“I have tried and tested all these skills and resources, and proven them to work over the past decade,” Ashley says. “It gives the creator the tools right away to start monetizing,” she adds.
Seeing these creators sign their first brand deals ignited my fire. I see their excitement to buy a whole month of groceries for their family or pay rent for two months off one deal on the first deal they signed.
How creator agencies can make perfect partner matches
In the past couple of years, Ashley noticed agencies appearing in her inbox to facilitate brand partnerships. “Suddenly I would have agencies reaching out, pitching me brand deals instead of the brands reaching out to me directly,” she recalls. “I realized that if I could form a strong, trusting relationship with brands through these agencies.”
She now relies on her close agency relationships to forge new brand partnerships. “Deals flow so much better because I’m working with an inside person. We trust each other and work well together,” she continues.
“I know they’re only sending me legit great brand deals, and on their side they knew that I was going to hit my deadlines and get a good ROI (return on investment) for their brand.”
Creator marketing is still fairly new to brands. Agencies can work to bridge the communication gap and clarify expectations for campaigns. With an agency by her side Ashley says, “I understand what a brand wanted from me, what those expectations are, and how an agency partner could handle that side.”
Read the fine print.
You need to know what you’re signing in a contract. You’re putting your name on things tied to you for a very long time.
Leverage tech to find brands for long-term success
Ashley also relies on tech like impact.com to introduce vetted and verified brands. Her first partnership through the platform lasted a full year after working on a single campaign together.
“We ran one campaign, and it went so well we ran another. Soon we just like kept going,” she recalls.
Having support from the marketplace inside impact.com allowed brands to discover and engage with her and led to long-term campaigns for products that aligned with her audience and supported her work.
“It was amazing for my business and also my confidence in knowing how to work with brands without feeling like I was on my own.”
“I love impact.com. I have been a part of the marketplace for at least five years now. In the beginning, I was trying to figure out: How do I interact with brands? How do we reach each other? Having impact.com helped solve that problem for me. It was so impactful because I connected with brands that I really love and wanted to work with within the impact.com marketplace to create great relationships together.”

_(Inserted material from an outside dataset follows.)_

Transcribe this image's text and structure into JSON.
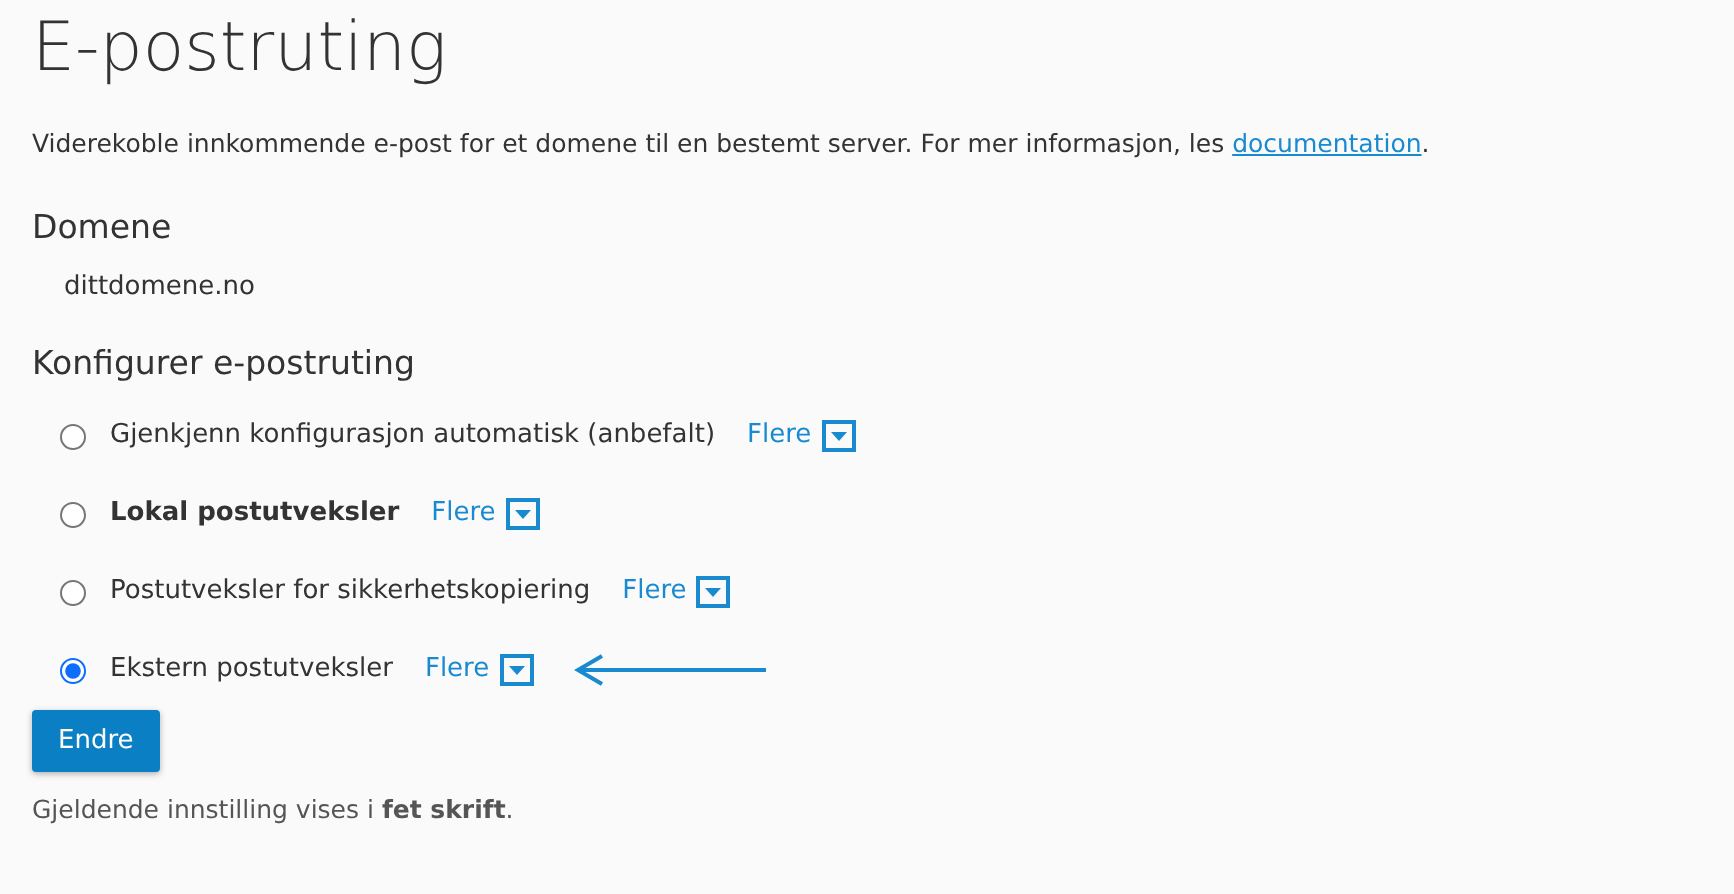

Where influencer marketing and creator partnerships are headed
“In the past 12 months, I feel like many brands want longer-term relationships,” says Ashley. “I have also seen that a brand wants to make sure that you’re going to be a good fit to drive what they want before they commit to a year.”

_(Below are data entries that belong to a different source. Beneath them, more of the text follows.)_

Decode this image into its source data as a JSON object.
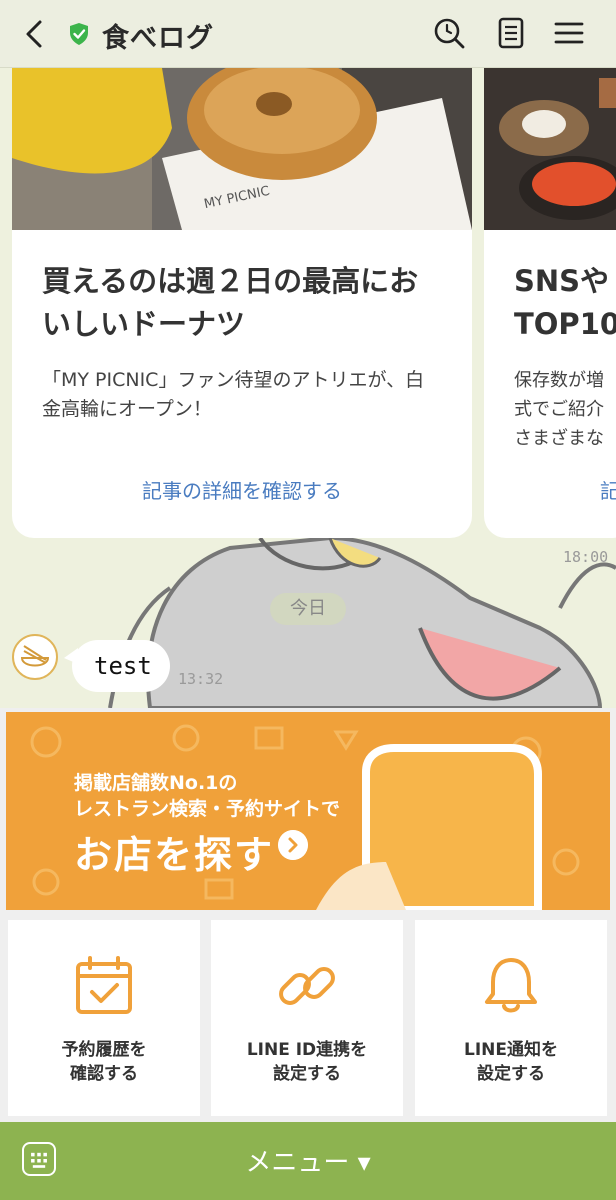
{
  "header": {
    "title": "食べログ",
    "icons": [
      "back-arrow-icon",
      "verified-shield-icon",
      "search-icon",
      "notes-icon",
      "hamburger-menu-icon"
    ],
    "shield_color": "#3cb44b"
  },
  "chat": {
    "cards": [
      {
        "title": "買えるのは週２日の最高においしいドーナツ",
        "description": "「MY PICNIC」ファン待望のアトリエが、白金高輪にオープン！",
        "link": "記事の詳細を確認する",
        "image_text": "MY PICNIC"
      },
      {
        "title_line1": "SNSや",
        "title_line2": "TOP10",
        "desc_line1": "保存数が増",
        "desc_line2": "式でご紹介",
        "desc_line3": "さまざまな",
        "link": "記"
      }
    ],
    "card_time": "18:00",
    "date_separator": "今日",
    "message": {
      "text": "test",
      "time": "13:32"
    }
  },
  "rich_menu": {
    "banner": {
      "line1": "掲載店舗数No.1の",
      "line2": "レストラン検索・予約サイトで",
      "cta": "お店を探す",
      "color": "#f0a13a"
    },
    "tiles": [
      {
        "line1": "予約履歴を",
        "line2": "確認する",
        "icon": "calendar-check-icon"
      },
      {
        "line1": "LINE ID連携を",
        "line2": "設定する",
        "icon": "link-chain-icon"
      },
      {
        "line1": "LINE通知を",
        "line2": "設定する",
        "icon": "bell-icon"
      }
    ],
    "accent": "#f0a13a"
  },
  "menu_bar": {
    "label": "メニュー ▾",
    "color": "#8db350"
  }
}
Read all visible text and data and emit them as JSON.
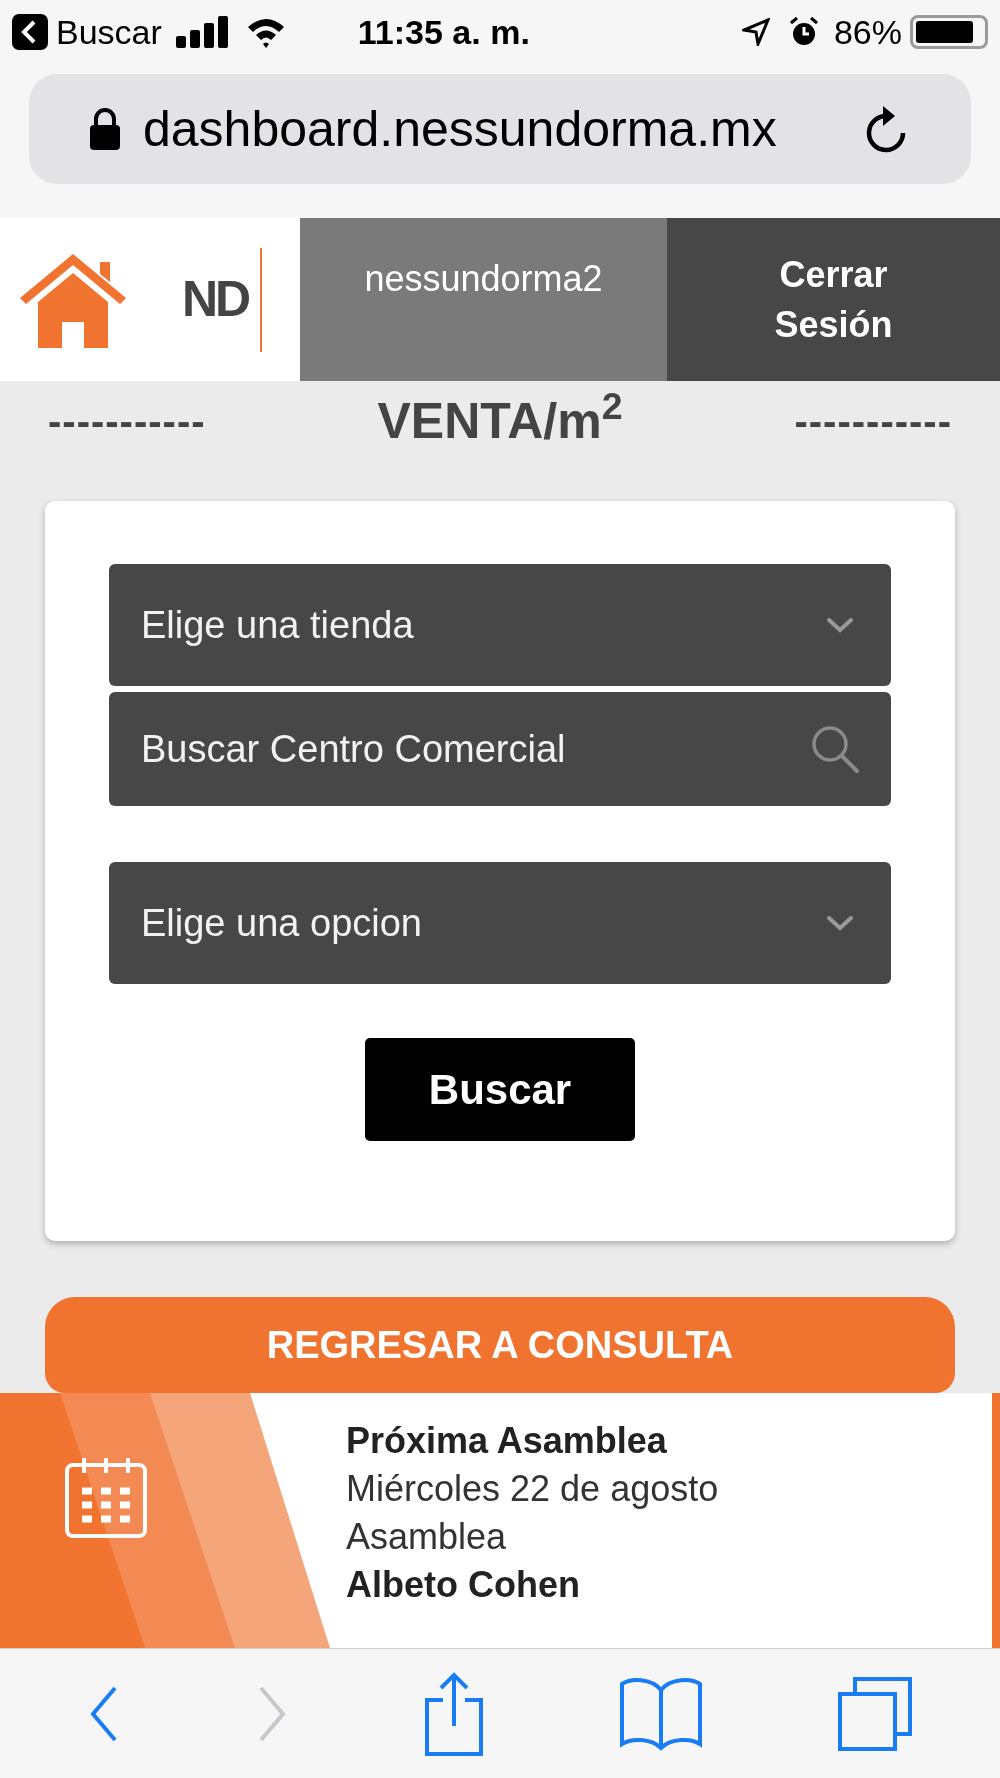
{
  "status_bar": {
    "back_app": "Buscar",
    "time": "11:35 a. m.",
    "battery": "86%"
  },
  "address_bar": {
    "url": "dashboard.nessundorma.mx"
  },
  "header": {
    "logo": "ND",
    "username": "nessundorma2",
    "logout": "Cerrar Sesión"
  },
  "title": {
    "left_rule": "-----------",
    "text": "VENTA/m$^{2}$",
    "right_rule": "-----------"
  },
  "form": {
    "fields": [
      {
        "kind": "dropdown",
        "placeholder": "Elige una tienda"
      },
      {
        "kind": "search",
        "placeholder": "Buscar Centro Comercial"
      },
      {
        "kind": "dropdown",
        "placeholder": "Elige una opcion"
      }
    ],
    "submit": "Buscar"
  },
  "back_button": "REGRESAR A CONSULTA",
  "event": {
    "title": "Próxima Asamblea",
    "date": "Miércoles 22 de agosto",
    "type": "Asamblea",
    "person": "Albeto Cohen"
  },
  "toolbar": [
    {
      "kind": "back",
      "disabled": false
    },
    {
      "kind": "forward",
      "disabled": true
    },
    {
      "kind": "share",
      "disabled": false
    },
    {
      "kind": "bookmarks",
      "disabled": false
    },
    {
      "kind": "tabs",
      "disabled": false
    }
  ]
}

Often her biggest deals started with a one-time campaign that had great results. “It’s a win-win for both the creator and also the brand.”
Ashley believes brands benefit from rather than forming one-off campaigns with multiple partners. “If you can prove to the brand that it’s a product or a service that your audience is wanting, and it’s going to respond well, you’ll increase the chances of the brand resigning you,” she says.
As for the future of this creator economy? Ashley’s excitement is contagious:
With the right tools and partners at your side, those dream partnerships are yours to grow and monetize.
Creators can join impact.com’s marketplace to find their best brand matches today. Learn more here.
Learn more about Ashley: